# WHAT YOU NEED TO DO
Below are records. Copy every line with "abbr" in it.

# DATA UNDER STUDY

*** Block opens ***

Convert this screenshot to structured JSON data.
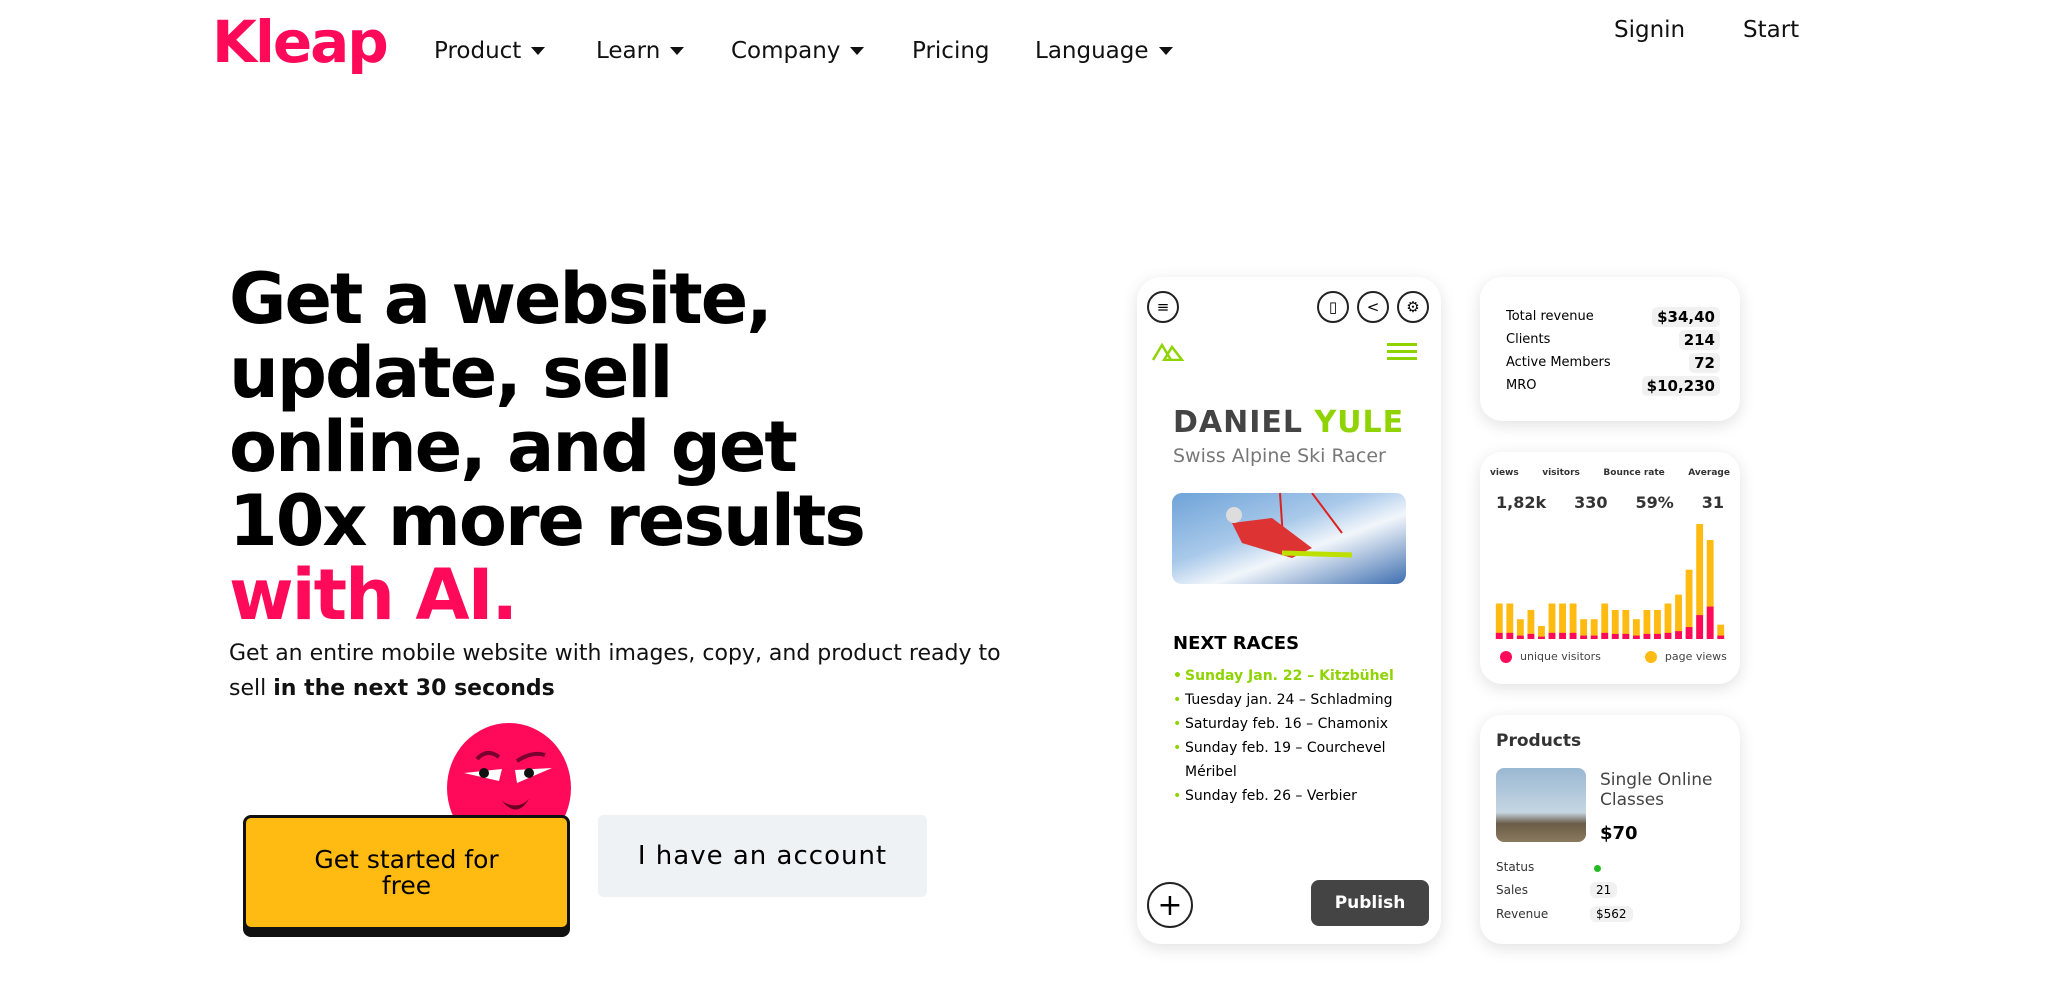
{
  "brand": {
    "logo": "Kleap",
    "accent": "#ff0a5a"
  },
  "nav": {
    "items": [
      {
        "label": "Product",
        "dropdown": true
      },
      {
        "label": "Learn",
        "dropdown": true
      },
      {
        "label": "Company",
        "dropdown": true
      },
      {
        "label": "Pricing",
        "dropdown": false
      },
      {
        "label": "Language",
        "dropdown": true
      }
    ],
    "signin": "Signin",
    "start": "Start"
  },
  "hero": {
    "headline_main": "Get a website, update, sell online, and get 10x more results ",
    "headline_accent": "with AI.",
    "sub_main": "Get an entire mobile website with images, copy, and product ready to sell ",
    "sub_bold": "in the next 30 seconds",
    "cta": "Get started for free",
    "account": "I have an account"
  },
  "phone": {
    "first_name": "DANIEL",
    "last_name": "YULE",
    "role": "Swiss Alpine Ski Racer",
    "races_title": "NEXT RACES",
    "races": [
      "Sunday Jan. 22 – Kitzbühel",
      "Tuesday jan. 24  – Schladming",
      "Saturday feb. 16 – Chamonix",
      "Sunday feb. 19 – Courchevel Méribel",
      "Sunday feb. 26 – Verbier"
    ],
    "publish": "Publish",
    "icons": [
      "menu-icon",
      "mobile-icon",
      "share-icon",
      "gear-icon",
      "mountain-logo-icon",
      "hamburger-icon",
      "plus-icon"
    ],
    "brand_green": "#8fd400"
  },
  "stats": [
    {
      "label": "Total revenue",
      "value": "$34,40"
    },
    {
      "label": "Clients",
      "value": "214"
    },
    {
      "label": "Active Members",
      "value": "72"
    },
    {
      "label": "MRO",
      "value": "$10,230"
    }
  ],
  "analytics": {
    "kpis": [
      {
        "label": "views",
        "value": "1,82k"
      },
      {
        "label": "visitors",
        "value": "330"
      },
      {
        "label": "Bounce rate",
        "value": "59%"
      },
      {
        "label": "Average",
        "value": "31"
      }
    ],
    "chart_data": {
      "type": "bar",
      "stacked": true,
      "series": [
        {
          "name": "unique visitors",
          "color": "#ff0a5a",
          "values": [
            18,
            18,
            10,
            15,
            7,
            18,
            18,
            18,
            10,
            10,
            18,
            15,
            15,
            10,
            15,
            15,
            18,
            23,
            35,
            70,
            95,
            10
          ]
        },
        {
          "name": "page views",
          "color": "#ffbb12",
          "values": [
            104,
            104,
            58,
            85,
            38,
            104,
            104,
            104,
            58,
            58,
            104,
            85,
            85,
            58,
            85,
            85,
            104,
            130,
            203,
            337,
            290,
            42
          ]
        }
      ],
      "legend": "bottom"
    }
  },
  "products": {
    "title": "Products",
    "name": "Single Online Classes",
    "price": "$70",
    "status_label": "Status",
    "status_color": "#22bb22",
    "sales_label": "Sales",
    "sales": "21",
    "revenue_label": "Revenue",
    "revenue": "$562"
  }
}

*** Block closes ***
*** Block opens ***

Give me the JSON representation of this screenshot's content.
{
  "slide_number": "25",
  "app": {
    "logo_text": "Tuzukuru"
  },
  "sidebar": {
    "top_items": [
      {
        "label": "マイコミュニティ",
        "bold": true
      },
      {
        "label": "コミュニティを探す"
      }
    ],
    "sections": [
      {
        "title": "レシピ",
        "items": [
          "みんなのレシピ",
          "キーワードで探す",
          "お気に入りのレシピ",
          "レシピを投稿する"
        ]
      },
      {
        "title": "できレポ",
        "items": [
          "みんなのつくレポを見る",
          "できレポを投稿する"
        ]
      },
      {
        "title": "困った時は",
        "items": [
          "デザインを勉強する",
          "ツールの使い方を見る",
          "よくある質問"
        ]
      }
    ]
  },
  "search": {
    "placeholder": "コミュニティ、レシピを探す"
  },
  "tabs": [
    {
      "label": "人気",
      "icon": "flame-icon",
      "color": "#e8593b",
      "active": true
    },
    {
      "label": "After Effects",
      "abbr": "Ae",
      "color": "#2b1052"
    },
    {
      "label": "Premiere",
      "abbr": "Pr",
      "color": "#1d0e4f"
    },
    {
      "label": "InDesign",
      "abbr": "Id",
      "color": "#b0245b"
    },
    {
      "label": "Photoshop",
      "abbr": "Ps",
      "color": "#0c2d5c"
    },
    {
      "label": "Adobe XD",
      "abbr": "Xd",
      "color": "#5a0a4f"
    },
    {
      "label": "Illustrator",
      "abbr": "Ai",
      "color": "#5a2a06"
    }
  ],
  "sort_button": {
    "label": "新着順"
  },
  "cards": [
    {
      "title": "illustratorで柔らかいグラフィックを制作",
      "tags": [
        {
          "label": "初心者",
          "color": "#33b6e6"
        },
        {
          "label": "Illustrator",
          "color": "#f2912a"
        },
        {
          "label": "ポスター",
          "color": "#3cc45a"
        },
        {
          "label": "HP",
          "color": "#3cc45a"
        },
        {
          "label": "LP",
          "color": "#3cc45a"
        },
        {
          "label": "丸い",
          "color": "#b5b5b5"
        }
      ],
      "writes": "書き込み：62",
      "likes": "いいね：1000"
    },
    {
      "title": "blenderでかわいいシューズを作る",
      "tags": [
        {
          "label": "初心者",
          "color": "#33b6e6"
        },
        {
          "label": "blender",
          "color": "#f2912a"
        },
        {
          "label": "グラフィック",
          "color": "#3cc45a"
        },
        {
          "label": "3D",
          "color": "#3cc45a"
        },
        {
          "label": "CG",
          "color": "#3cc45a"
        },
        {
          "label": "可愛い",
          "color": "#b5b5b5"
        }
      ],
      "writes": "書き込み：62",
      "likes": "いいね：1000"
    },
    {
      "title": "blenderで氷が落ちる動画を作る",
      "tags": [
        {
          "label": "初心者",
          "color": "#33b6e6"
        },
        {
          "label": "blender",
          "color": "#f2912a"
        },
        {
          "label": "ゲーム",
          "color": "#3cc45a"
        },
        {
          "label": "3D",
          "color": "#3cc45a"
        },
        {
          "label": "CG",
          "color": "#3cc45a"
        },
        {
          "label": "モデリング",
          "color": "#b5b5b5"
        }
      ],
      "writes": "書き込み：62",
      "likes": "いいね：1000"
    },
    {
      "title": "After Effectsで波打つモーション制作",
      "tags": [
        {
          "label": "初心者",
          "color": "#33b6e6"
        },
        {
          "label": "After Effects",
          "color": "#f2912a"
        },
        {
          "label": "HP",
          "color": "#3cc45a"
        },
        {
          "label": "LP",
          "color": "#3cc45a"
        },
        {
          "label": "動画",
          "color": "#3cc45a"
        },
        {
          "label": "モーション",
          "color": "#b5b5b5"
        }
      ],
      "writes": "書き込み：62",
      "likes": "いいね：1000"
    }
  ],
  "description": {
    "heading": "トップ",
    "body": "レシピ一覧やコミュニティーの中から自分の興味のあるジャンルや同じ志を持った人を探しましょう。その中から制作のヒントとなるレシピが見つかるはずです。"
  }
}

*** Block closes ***
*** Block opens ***

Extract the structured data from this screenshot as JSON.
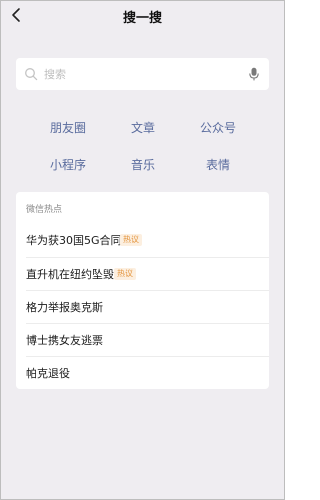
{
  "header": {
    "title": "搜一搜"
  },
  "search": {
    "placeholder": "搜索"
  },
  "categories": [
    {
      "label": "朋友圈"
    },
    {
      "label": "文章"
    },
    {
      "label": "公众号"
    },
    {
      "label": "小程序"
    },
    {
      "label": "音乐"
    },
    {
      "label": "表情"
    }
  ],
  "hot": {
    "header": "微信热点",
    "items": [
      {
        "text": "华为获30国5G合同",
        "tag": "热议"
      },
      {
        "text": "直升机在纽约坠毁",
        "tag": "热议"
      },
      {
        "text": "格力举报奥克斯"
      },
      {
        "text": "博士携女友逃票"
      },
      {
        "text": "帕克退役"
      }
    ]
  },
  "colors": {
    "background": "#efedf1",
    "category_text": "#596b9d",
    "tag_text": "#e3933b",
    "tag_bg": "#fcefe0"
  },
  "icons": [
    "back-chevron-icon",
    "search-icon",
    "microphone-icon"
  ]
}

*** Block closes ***

# WRITTEN ANSWER
      "abbr": "Ae",
      "abbr": "Pr",
      "abbr": "Id",
      "abbr": "Ps",
      "abbr": "Xd",
      "abbr": "Ai",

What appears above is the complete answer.